Top of Given information
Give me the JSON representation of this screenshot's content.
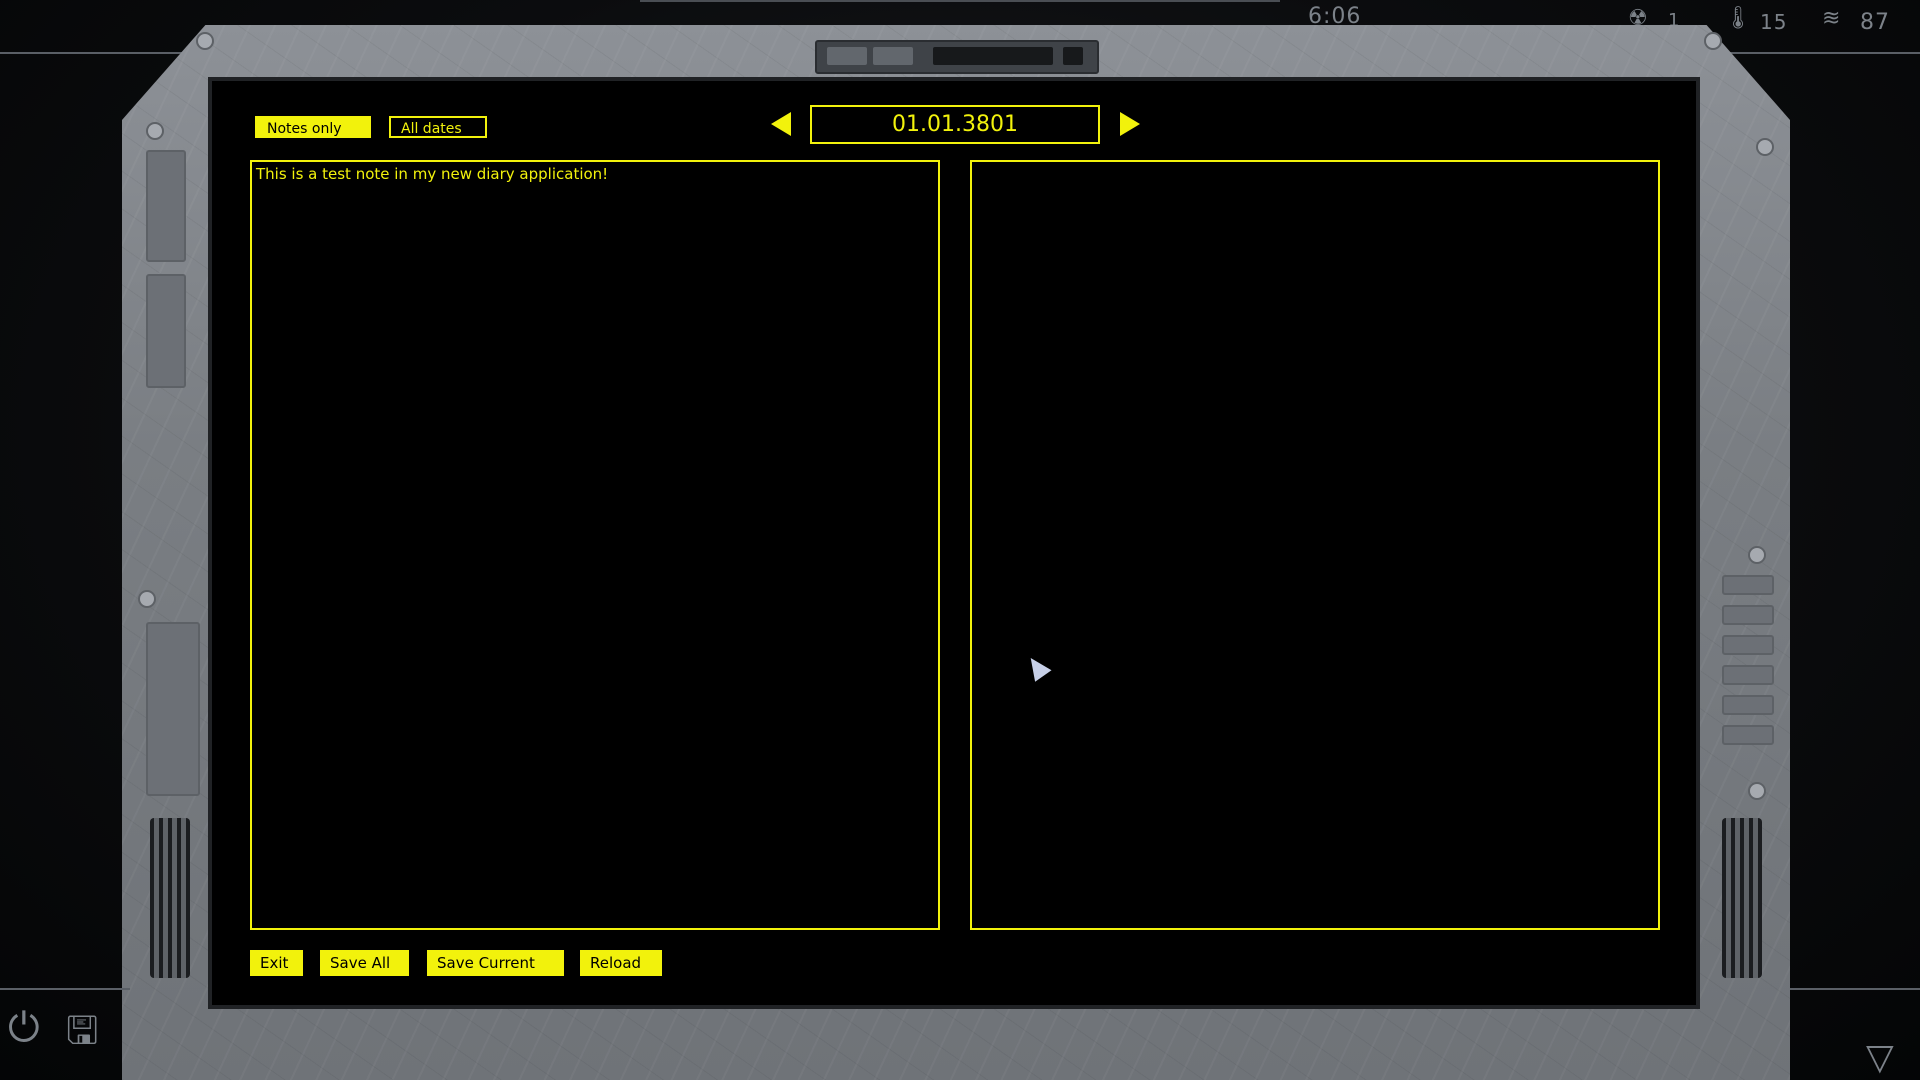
{
  "hud": {
    "time": "6:06",
    "stat1_value": "1",
    "temperature_value": "15",
    "stat3_value": "87"
  },
  "diary": {
    "filters": {
      "notes_only": "Notes only",
      "all_dates": "All dates",
      "active": "notes_only"
    },
    "date": "01.01.3801",
    "note_text": "This is a test note in my new diary application!",
    "right_panel_text": "",
    "buttons": {
      "exit": "Exit",
      "save_all": "Save All",
      "save_current": "Save Current",
      "reload": "Reload"
    }
  },
  "colors": {
    "accent": "#f2f20c",
    "screen": "#000000",
    "frame": "#7f8388",
    "hud_text": "#7c8289"
  },
  "icons": [
    "radiation-icon",
    "thermometer-icon",
    "wind-icon",
    "power-icon",
    "save-icon",
    "chevron-down-icon"
  ]
}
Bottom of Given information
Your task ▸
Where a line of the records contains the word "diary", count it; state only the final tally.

Written answer ▸
2